Exercise brief = With the string "text" as the filter, copy each matching line from the records.

Start of Block

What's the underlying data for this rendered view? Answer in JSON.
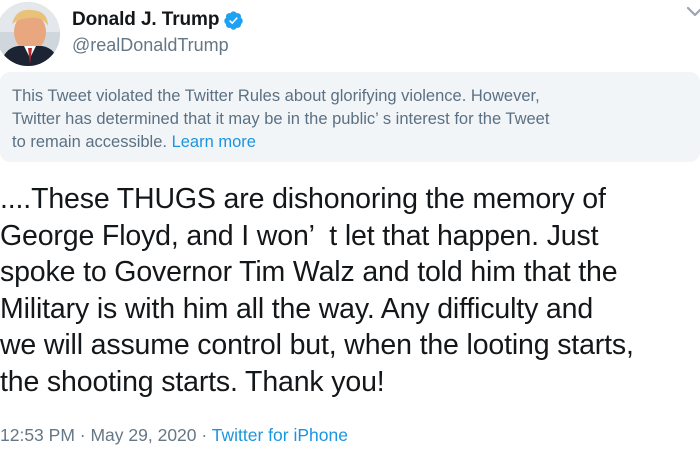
{
  "header": {
    "display_name": "Donald J. Trump",
    "handle": "@realDonaldTrump",
    "verified_icon": "verified-badge-icon",
    "more_icon": "chevron-down-icon",
    "verified_color": "#1da1f2"
  },
  "notice": {
    "text": "This Tweet violated the Twitter Rules about glorifying violence. However,\nTwitter has determined that it may be in the public’ s interest for the Tweet\nto remain accessible. ",
    "link_label": "Learn more",
    "background": "#f2f5f8",
    "link_color": "#1b95e0"
  },
  "tweet": {
    "text": "....These THUGS are dishonoring the memory of\nGeorge Floyd, and I won’  t let that happen. Just\nspoke to Governor Tim Walz and told him that the\nMilitary is with him all the way. Any difficulty and\nwe will assume control but, when the looting starts,\nthe shooting starts. Thank you!"
  },
  "meta": {
    "time": "12:53 PM",
    "separator": " · ",
    "date": "May 29, 2020",
    "separator2": " · ",
    "source": "Twitter for iPhone"
  }
}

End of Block

Final answer =
    "text": "This Tweet violated the Twitter Rules about glorifying violence. However,\nTwitter has determined that it may be in the public’ s interest for the Tweet\nto remain accessible. ",
    "text": "....These THUGS are dishonoring the memory of\nGeorge Floyd, and I won’  t let that happen. Just\nspoke to Governor Tim Walz and told him that the\nMilitary is with him all the way. Any difficulty and\nwe will assume control but, when the looting starts,\nthe shooting starts. Thank you!"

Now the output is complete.